The Asian Development Bank will invest $750 million in India for Smart Grid development. The project will enable bulk transfer of 3,000 MW of electricity from independent power producers of Chhatisgarh state to the areas of north India, including national capitol region Delhi, where the demand is high.  For this, 1300 km inter-regional transmission line will be established using 800 KV High Voltage Direct Current (HVDC) line, which is key driver for Smart Grid development. 

"Strengthening the inter-regional HVDC transmission network will promote open access to power supply, increase investment in both generation and distribution, help integrate the electricity market and encourage power trading and competitive electricity prices," said Kaoru Ogino, Senior Energy Specialist in ADB's South Asia Department. 

The ADB funds will be available to Government owned PowerGrid Corporation India Ltd (PGCIL), which is India's largest power transmission and distribution company. PowerGrid plans to invest $22 by 2017 to double its transmission network. The energy infrastructure is unable to match India's growing energy demands, according to 2010 data, in India there is 12% peak power shortage. Some state are able generate more power,however due to lack of inter-regional transmission link are unable to move electricity to power deficient regions. ADB is going to provide $500 million as sovereign-guaranteed  loans and $ 250 million as non-sovereign corporate loans.
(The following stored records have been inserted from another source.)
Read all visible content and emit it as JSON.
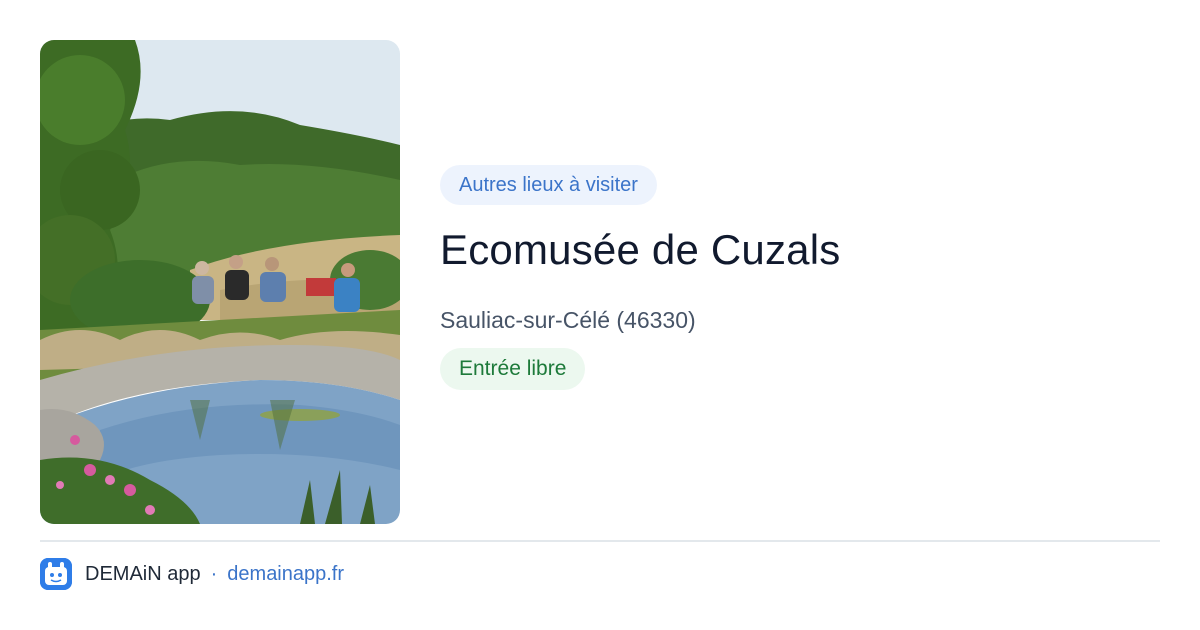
{
  "card": {
    "category": "Autres lieux à visiter",
    "title": "Ecomusée de Cuzals",
    "location": "Sauliac-sur-Célé (46330)",
    "price": "Entrée libre"
  },
  "footer": {
    "app_name": "DEMAiN app",
    "separator": "·",
    "domain": "demainapp.fr"
  },
  "colors": {
    "category_bg": "#edf3fd",
    "category_text": "#3b74c9",
    "price_bg": "#ecf8ef",
    "price_text": "#1d7a3a",
    "link": "#3b74c9",
    "logo": "#2f7de8"
  }
}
The total project cost is $2.25 billion and is expected to be completed by 2017. 

Monday, October 3, 2011

ZTE Corp plans to enter in Indian Smart Grid Market

Chinese telecom major ZTE corp recently announced they will be providing range of Smart Grid solutions to address the needs of  power sector in India. It is well know fact that India has acute shortage of power, there are more than 100,000 + villages yet to be electrified, furthermore, brown-out & black-outs are common and T & D losses are high. To address this issues, Government has taken series of measures, one among them is implementation of Smart Grid technologies. Which represent huge market opportunities for both Indian as well as foreign companies. The Smart grid solution market in India is set to reach $10 billion in next 5 years.

ZTE corp is in advance negotiation with Power Grid Corporation India (PGCIL) to offer its range of Smart Grid solutions. The second largest Chinese telecom equipment maker plans to offer end-to-end smart gird solutions like smart meters, transmission networks, cloud computing solutions, video conferencing, video surveillance, along with next generation contact center, which will enhance power efficiency. "The demand for power in India is far outstripping supply and a significant percentage of power generated is lost during transmission due to which power generation & distribution companies are focusing on adopting efficiency enhancement solutions," ZTE India CEO Cui Liangjun said. The company headquartered in Shenzhen, China, has entered in partnership with system integrators and infrastructure vendors like Dongfang Electronics and TCIL to jointly offer this solution to power distribution and power generation companies.